Data records:
========================================================================
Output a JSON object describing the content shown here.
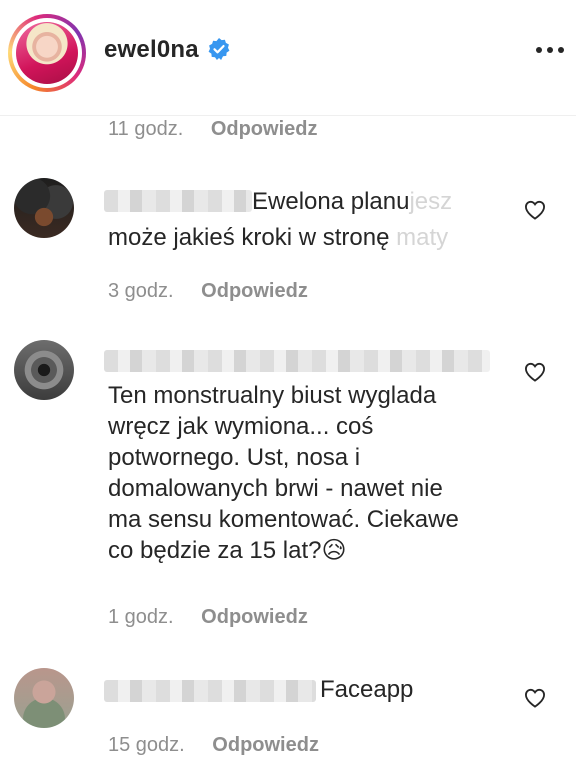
{
  "header": {
    "username": "ewel0na",
    "verified": true,
    "more_icon": "more-dots-icon"
  },
  "top_meta": {
    "time": "11 godz.",
    "reply": "Odpowiedz"
  },
  "comments": [
    {
      "line1_visible": "Ewelona planu",
      "line1_faded": "jesz",
      "line2_visible": "może jakieś kroki w stronę",
      "line2_faded": "maty",
      "time": "3 godz.",
      "reply": "Odpowiedz"
    },
    {
      "text_lines": [
        "Ten monstrualny biust wyglada",
        "wręcz jak wymiona... coś",
        "potwornego. Ust, nosa i",
        "domalowanych brwi - nawet nie",
        "ma sensu komentować. Ciekawe",
        "co będzie za 15 lat?😥"
      ],
      "time": "1 godz.",
      "reply": "Odpowiedz"
    },
    {
      "text": "Faceapp",
      "time": "15 godz.",
      "reply": "Odpowiedz"
    }
  ],
  "colors": {
    "text": "#262626",
    "meta": "#8e8e8e",
    "verified": "#3897f0"
  }
}
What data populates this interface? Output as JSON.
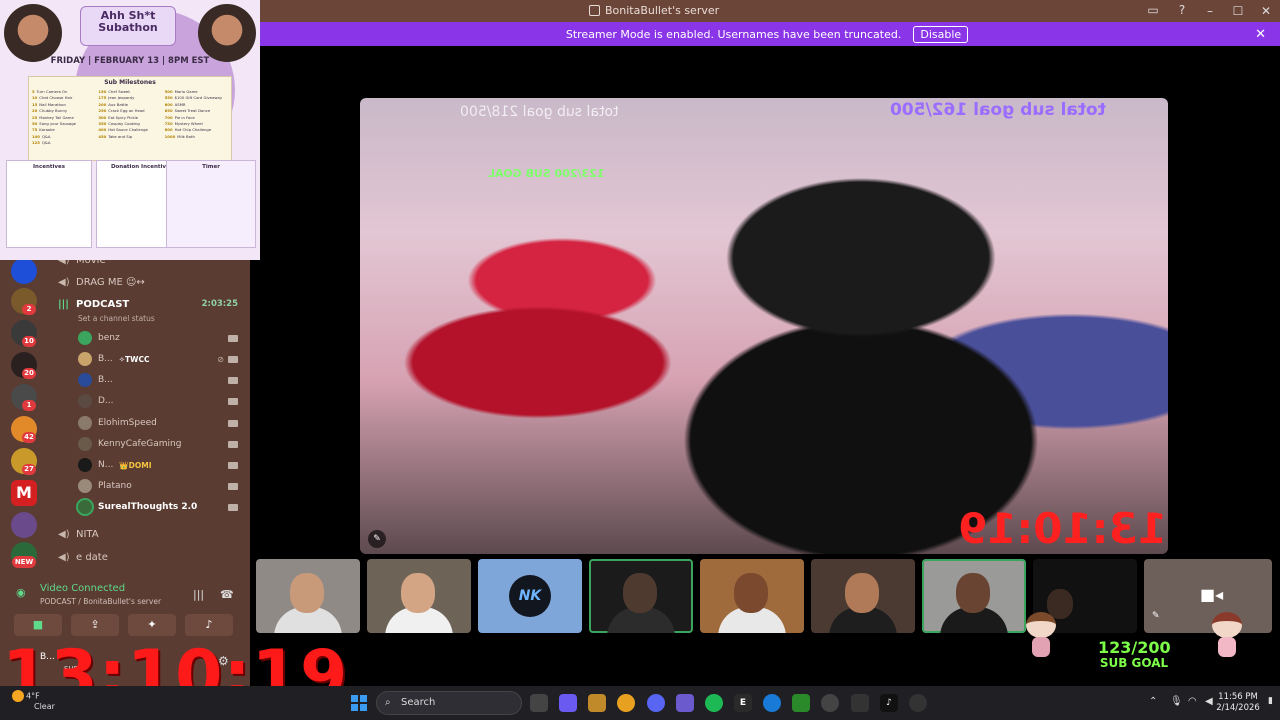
{
  "window": {
    "title": "BonitaBullet's server",
    "controls": [
      "–",
      "☐",
      "✕"
    ]
  },
  "banner": {
    "text": "Streamer Mode is enabled. Usernames have been truncated.",
    "disable_label": "Disable"
  },
  "poster": {
    "title_line1": "Ahh Sh*t",
    "title_line2": "Subathon",
    "date": "FRIDAY | FEBRUARY 13 | 8PM EST",
    "milestones_title": "Sub Milestones",
    "milestones": [
      [
        [
          "5",
          "Turn Camera On"
        ],
        [
          "10",
          "Chat Choose Hair"
        ],
        [
          "15",
          "Nail Marathon"
        ],
        [
          "20",
          "Chubby Bunny"
        ],
        [
          "25",
          "Monkey Tail Game"
        ],
        [
          "50",
          "Song your Sausage"
        ],
        [
          "75",
          "Karaoke"
        ],
        [
          "100",
          "Q&A"
        ],
        [
          "125",
          "Q&A"
        ]
      ],
      [
        [
          "150",
          "Chef Sweet"
        ],
        [
          "175",
          "Jean Jeopardy"
        ],
        [
          "200",
          "Aux Battle"
        ],
        [
          "250",
          "Crack Egg on Head"
        ],
        [
          "300",
          "Eat Spicy Pickle"
        ],
        [
          "350",
          "Cosplay Cooking"
        ],
        [
          "400",
          "Hot Sauce Challenge"
        ],
        [
          "450",
          "Take and Sip"
        ]
      ],
      [
        [
          "500",
          "Mario Game"
        ],
        [
          "550",
          "$100 Gift Card Giveaway"
        ],
        [
          "600",
          "ASMR"
        ],
        [
          "650",
          "Sweet Treat Dance"
        ],
        [
          "700",
          "Pie in Face"
        ],
        [
          "750",
          "Mystery Wheel"
        ],
        [
          "800",
          "Hot Chip Challenge"
        ],
        [
          "1000",
          "Milk Bath"
        ]
      ]
    ],
    "cards": {
      "incentives_title": "Incentives",
      "donation_title": "Donation Incentives",
      "timer_title": "Timer"
    }
  },
  "guild_badges": [
    "2",
    "10",
    "20",
    "1",
    "42",
    "27"
  ],
  "new_badge": "NEW",
  "channels": {
    "top_partial": "Movie",
    "drag_me": "DRAG ME 😉↔",
    "podcast": "PODCAST",
    "podcast_time": "2:03:25",
    "status_placeholder": "Set a channel status",
    "members": [
      {
        "name": "benz",
        "tag": ""
      },
      {
        "name": "B...",
        "tag": "✧TWCC"
      },
      {
        "name": "B...",
        "tag": ""
      },
      {
        "name": "D...",
        "tag": ""
      },
      {
        "name": "ElohimSpeed",
        "tag": ""
      },
      {
        "name": "KennyCafeGaming",
        "tag": ""
      },
      {
        "name": "N...",
        "tag": "👑DOMI"
      },
      {
        "name": "Platano",
        "tag": ""
      },
      {
        "name": "SurealThoughts 2.0",
        "tag": ""
      }
    ],
    "nita": "NITA",
    "e_date": "e date"
  },
  "voice": {
    "title": "Video Connected",
    "subtitle": "PODCAST / BonitaBullet's server"
  },
  "user": {
    "name": "B...",
    "status": "SUB"
  },
  "overlay": {
    "big_timer": "13:10:19",
    "goal_text": "total sub goal 218/500",
    "goal_right": "total sub goal 162/500",
    "sub_goal_num": "123/200",
    "sub_goal_label": "SUB GOAL",
    "small_goal": "123/200 SUB GOAL"
  },
  "taskbar": {
    "weather_temp": "4°F",
    "weather_desc": "Clear",
    "search_placeholder": "Search",
    "time": "11:56 PM",
    "date": "2/14/2026"
  },
  "colors": {
    "banner": "#8b35e8",
    "sidebar": "#5a3c33",
    "speaking": "#3ba55d",
    "timer": "#ff1a1a"
  }
}
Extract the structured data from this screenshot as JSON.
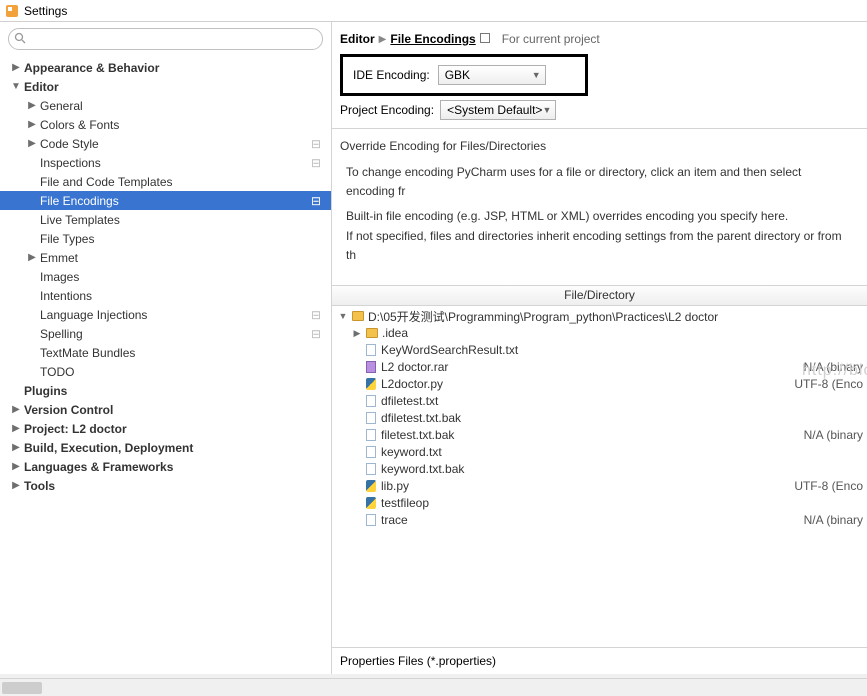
{
  "window": {
    "title": "Settings"
  },
  "search": {
    "placeholder": ""
  },
  "sidebar": {
    "items": [
      {
        "label": "Appearance & Behavior",
        "level": 1,
        "bold": true,
        "caret": "▶",
        "badge": ""
      },
      {
        "label": "Editor",
        "level": 1,
        "bold": true,
        "caret": "▼",
        "badge": ""
      },
      {
        "label": "General",
        "level": 2,
        "bold": false,
        "caret": "▶",
        "badge": ""
      },
      {
        "label": "Colors & Fonts",
        "level": 2,
        "bold": false,
        "caret": "▶",
        "badge": ""
      },
      {
        "label": "Code Style",
        "level": 2,
        "bold": false,
        "caret": "▶",
        "badge": "⊟"
      },
      {
        "label": "Inspections",
        "level": 2,
        "bold": false,
        "caret": "",
        "badge": "⊟"
      },
      {
        "label": "File and Code Templates",
        "level": 2,
        "bold": false,
        "caret": "",
        "badge": ""
      },
      {
        "label": "File Encodings",
        "level": 2,
        "bold": false,
        "caret": "",
        "badge": "⊟",
        "selected": true
      },
      {
        "label": "Live Templates",
        "level": 2,
        "bold": false,
        "caret": "",
        "badge": ""
      },
      {
        "label": "File Types",
        "level": 2,
        "bold": false,
        "caret": "",
        "badge": ""
      },
      {
        "label": "Emmet",
        "level": 2,
        "bold": false,
        "caret": "▶",
        "badge": ""
      },
      {
        "label": "Images",
        "level": 2,
        "bold": false,
        "caret": "",
        "badge": ""
      },
      {
        "label": "Intentions",
        "level": 2,
        "bold": false,
        "caret": "",
        "badge": ""
      },
      {
        "label": "Language Injections",
        "level": 2,
        "bold": false,
        "caret": "",
        "badge": "⊟"
      },
      {
        "label": "Spelling",
        "level": 2,
        "bold": false,
        "caret": "",
        "badge": "⊟"
      },
      {
        "label": "TextMate Bundles",
        "level": 2,
        "bold": false,
        "caret": "",
        "badge": ""
      },
      {
        "label": "TODO",
        "level": 2,
        "bold": false,
        "caret": "",
        "badge": ""
      },
      {
        "label": "Plugins",
        "level": 1,
        "bold": true,
        "caret": "",
        "badge": ""
      },
      {
        "label": "Version Control",
        "level": 1,
        "bold": true,
        "caret": "▶",
        "badge": ""
      },
      {
        "label": "Project: L2 doctor",
        "level": 1,
        "bold": true,
        "caret": "▶",
        "badge": ""
      },
      {
        "label": "Build, Execution, Deployment",
        "level": 1,
        "bold": true,
        "caret": "▶",
        "badge": ""
      },
      {
        "label": "Languages & Frameworks",
        "level": 1,
        "bold": true,
        "caret": "▶",
        "badge": ""
      },
      {
        "label": "Tools",
        "level": 1,
        "bold": true,
        "caret": "▶",
        "badge": ""
      }
    ]
  },
  "breadcrumb": {
    "root": "Editor",
    "leaf": "File Encodings",
    "project_note": "For current project"
  },
  "ide_encoding": {
    "label": "IDE Encoding:",
    "value": "GBK"
  },
  "project_encoding": {
    "label": "Project Encoding:",
    "value": "<System Default>"
  },
  "override_label": "Override Encoding for Files/Directories",
  "hints": {
    "p1": "To change encoding PyCharm uses for a file or directory, click an item and then select encoding fr",
    "p2": "Built-in file encoding (e.g. JSP, HTML or XML) overrides encoding you specify here.",
    "p3": "If not specified, files and directories inherit encoding settings from the parent directory or from th"
  },
  "file_tree": {
    "header": "File/Directory",
    "root": "D:\\05开发测试\\Programming\\Program_python\\Practices\\L2 doctor",
    "items": [
      {
        "name": ".idea",
        "type": "folder",
        "caret": "▶",
        "enc": ""
      },
      {
        "name": "KeyWordSearchResult.txt",
        "type": "file",
        "enc": ""
      },
      {
        "name": "L2 doctor.rar",
        "type": "rar",
        "enc": "N/A (binary"
      },
      {
        "name": "L2doctor.py",
        "type": "py",
        "enc": "UTF-8 (Enco"
      },
      {
        "name": "dfiletest.txt",
        "type": "file",
        "enc": ""
      },
      {
        "name": "dfiletest.txt.bak",
        "type": "file",
        "enc": ""
      },
      {
        "name": "filetest.txt.bak",
        "type": "file",
        "enc": "N/A (binary"
      },
      {
        "name": "keyword.txt",
        "type": "file",
        "enc": ""
      },
      {
        "name": "keyword.txt.bak",
        "type": "file",
        "enc": ""
      },
      {
        "name": "lib.py",
        "type": "py",
        "enc": "UTF-8 (Enco"
      },
      {
        "name": "testfileop",
        "type": "py",
        "enc": ""
      },
      {
        "name": "trace",
        "type": "file",
        "enc": "N/A (binary"
      }
    ]
  },
  "properties_label": "Properties Files (*.properties)",
  "watermark": "http://blog.csdn.net/"
}
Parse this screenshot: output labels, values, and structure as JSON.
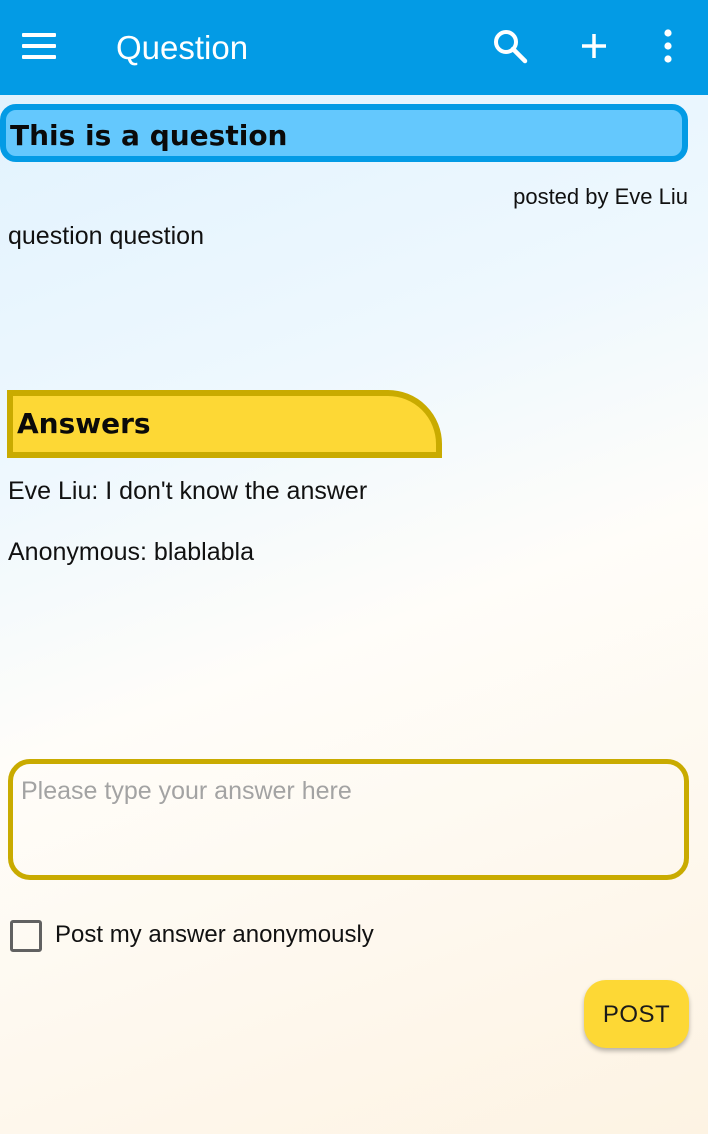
{
  "appbar": {
    "title": "Question",
    "background_color": "#039be5",
    "icons": [
      "menu-icon",
      "search-icon",
      "add-icon",
      "more-vert-icon"
    ]
  },
  "question": {
    "title": "This is a question",
    "posted_by": "posted by Eve Liu",
    "body": "question question",
    "box_color": "#64c8fd",
    "border_color": "#039be5"
  },
  "answers": {
    "header": "Answers",
    "header_color": "#fdd835",
    "border_color": "#c9ab00",
    "items": [
      {
        "text": "Eve Liu: I don't know the answer"
      },
      {
        "text": "Anonymous: blablabla"
      }
    ]
  },
  "answer_form": {
    "input_value": "",
    "input_placeholder": "Please type your answer here",
    "anonymous_label": "Post my answer anonymously",
    "anonymous_checked": false,
    "post_label": "POST"
  }
}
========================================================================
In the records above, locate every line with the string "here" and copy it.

PROBLEM SOLUTION:
Output a JSON object describing the content shown here.
    "p2": "Built-in file encoding (e.g. JSP, HTML or XML) overrides encoding you specify here.",
    "input_placeholder": "Please type your answer here",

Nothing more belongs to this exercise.